## About this task:
Without the images, output every record exactly as it appears.
****************
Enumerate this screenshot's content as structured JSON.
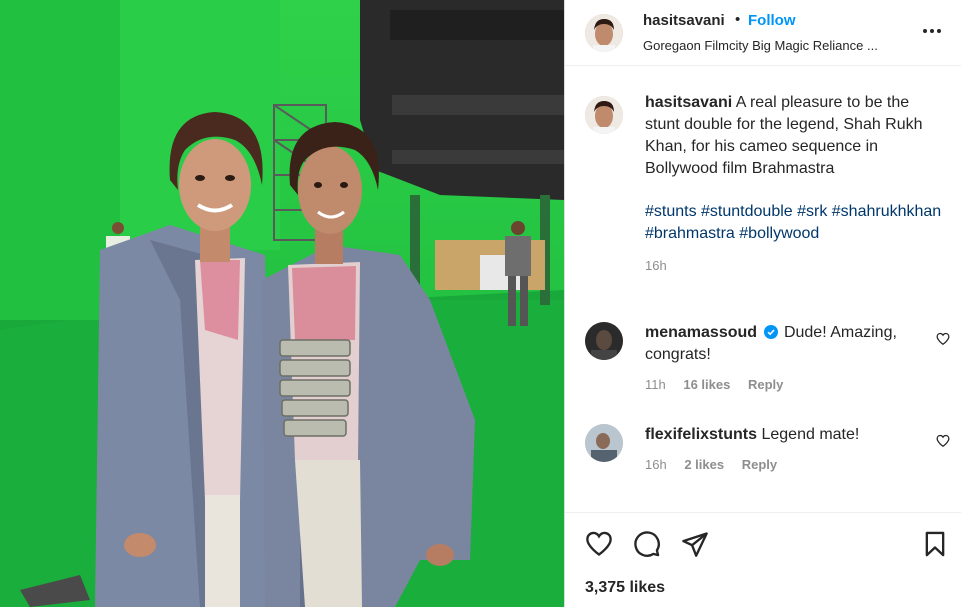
{
  "post": {
    "username": "hasitsavani",
    "dot": "•",
    "follow_label": "Follow",
    "location": "Goregaon Filmcity Big Magic Reliance ..."
  },
  "caption": {
    "username": "hasitsavani",
    "text": "A real pleasure to be the stunt double for the legend, Shah Rukh Khan, for his cameo sequence in Bollywood film Brahmastra",
    "hashtags": "#stunts #stuntdouble #srk #shahrukhkhan #brahmastra #bollywood",
    "time": "16h"
  },
  "comments": [
    {
      "username": "menamassoud",
      "verified": true,
      "text": "Dude! Amazing, congrats!",
      "time": "11h",
      "likes": "16 likes",
      "reply_label": "Reply"
    },
    {
      "username": "flexifelixstunts",
      "verified": false,
      "text": "Legend mate!",
      "time": "16h",
      "likes": "2 likes",
      "reply_label": "Reply"
    }
  ],
  "footer": {
    "likes": "3,375 likes"
  },
  "icons": {
    "more": "more-options-icon",
    "like": "heart-icon",
    "comment": "comment-bubble-icon",
    "share": "paper-plane-icon",
    "save": "bookmark-icon"
  },
  "colors": {
    "link_blue": "#0095f6",
    "hashtag_blue": "#00376b",
    "muted": "#8e8e8e",
    "greenscreen": "#24c442"
  }
}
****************
## Solution:
Enumerate this screenshot's content as structured JSON.
{
  "post": {
    "username": "hasitsavani",
    "dot": "•",
    "follow_label": "Follow",
    "location": "Goregaon Filmcity Big Magic Reliance ..."
  },
  "caption": {
    "username": "hasitsavani",
    "text": "A real pleasure to be the stunt double for the legend, Shah Rukh Khan, for his cameo sequence in Bollywood film Brahmastra",
    "hashtags": "#stunts #stuntdouble #srk #shahrukhkhan #brahmastra #bollywood",
    "time": "16h"
  },
  "comments": [
    {
      "username": "menamassoud",
      "verified": true,
      "text": "Dude! Amazing, congrats!",
      "time": "11h",
      "likes": "16 likes",
      "reply_label": "Reply"
    },
    {
      "username": "flexifelixstunts",
      "verified": false,
      "text": "Legend mate!",
      "time": "16h",
      "likes": "2 likes",
      "reply_label": "Reply"
    }
  ],
  "footer": {
    "likes": "3,375 likes"
  },
  "icons": {
    "more": "more-options-icon",
    "like": "heart-icon",
    "comment": "comment-bubble-icon",
    "share": "paper-plane-icon",
    "save": "bookmark-icon"
  },
  "colors": {
    "link_blue": "#0095f6",
    "hashtag_blue": "#00376b",
    "muted": "#8e8e8e",
    "greenscreen": "#24c442"
  }
}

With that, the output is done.